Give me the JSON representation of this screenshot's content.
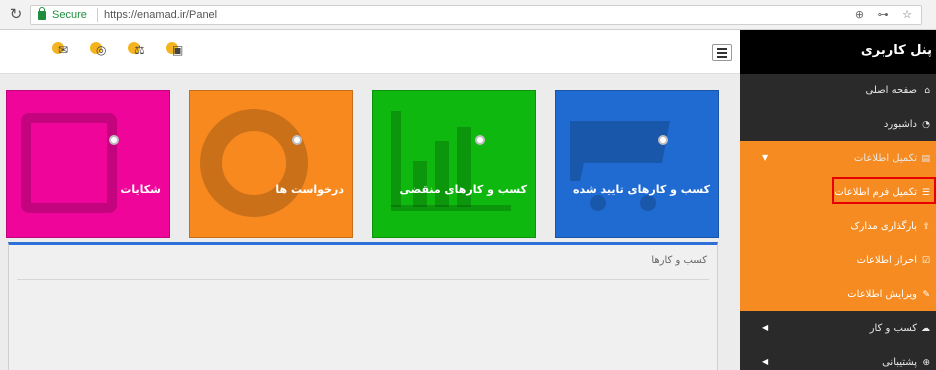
{
  "browser": {
    "secure_label": "Secure",
    "url": "https://enamad.ir/Panel",
    "right_icons": "⊕ ⊶ ☆"
  },
  "toolbar": {
    "icons": [
      "envelope-alert-icon",
      "lifebuoy-alert-icon",
      "scales-alert-icon",
      "calendar-alert-icon"
    ]
  },
  "sidebar": {
    "title": "پنل کاربری",
    "items": [
      {
        "label": "صفحه اصلی",
        "icon": "home-icon"
      },
      {
        "label": "داشبورد",
        "icon": "dashboard-icon"
      },
      {
        "label": "تکمیل اطلاعات",
        "icon": "form-icon"
      },
      {
        "label": "تکمیل فرم اطلاعات",
        "icon": "list-icon"
      },
      {
        "label": "بارگذاری مدارک",
        "icon": "upload-icon"
      },
      {
        "label": "احراز اطلاعات",
        "icon": "check-icon"
      },
      {
        "label": "ویرایش اطلاعات",
        "icon": "edit-icon"
      },
      {
        "label": "کسب و کار",
        "icon": "cloud-icon"
      },
      {
        "label": "پشتیبانی",
        "icon": "globe-icon"
      }
    ]
  },
  "tiles": [
    {
      "label": "کسب و کارهای تایید شده",
      "color": "#1f6bd1",
      "icon": "cart-icon"
    },
    {
      "label": "کسب و کارهای منقضی",
      "color": "#0fb80f",
      "icon": "bar-chart-icon"
    },
    {
      "label": "درخواست ها",
      "color": "#f7891f",
      "icon": "lifebuoy-icon"
    },
    {
      "label": "شکایات",
      "color": "#f0059a",
      "icon": "checkbox-icon"
    }
  ],
  "panel": {
    "title": "کسب و کارها"
  },
  "colors": {
    "accent": "#2f6fd8",
    "sidebar_active": "#f58b21",
    "sidebar_bg": "#2a2a2a",
    "highlight": "#e60000"
  }
}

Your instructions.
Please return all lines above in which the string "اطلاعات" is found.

Output for this task.
        "label": "تکمیل اطلاعات",
        "label": "تکمیل فرم اطلاعات",
        "label": "احراز اطلاعات",
        "label": "ویرایش اطلاعات",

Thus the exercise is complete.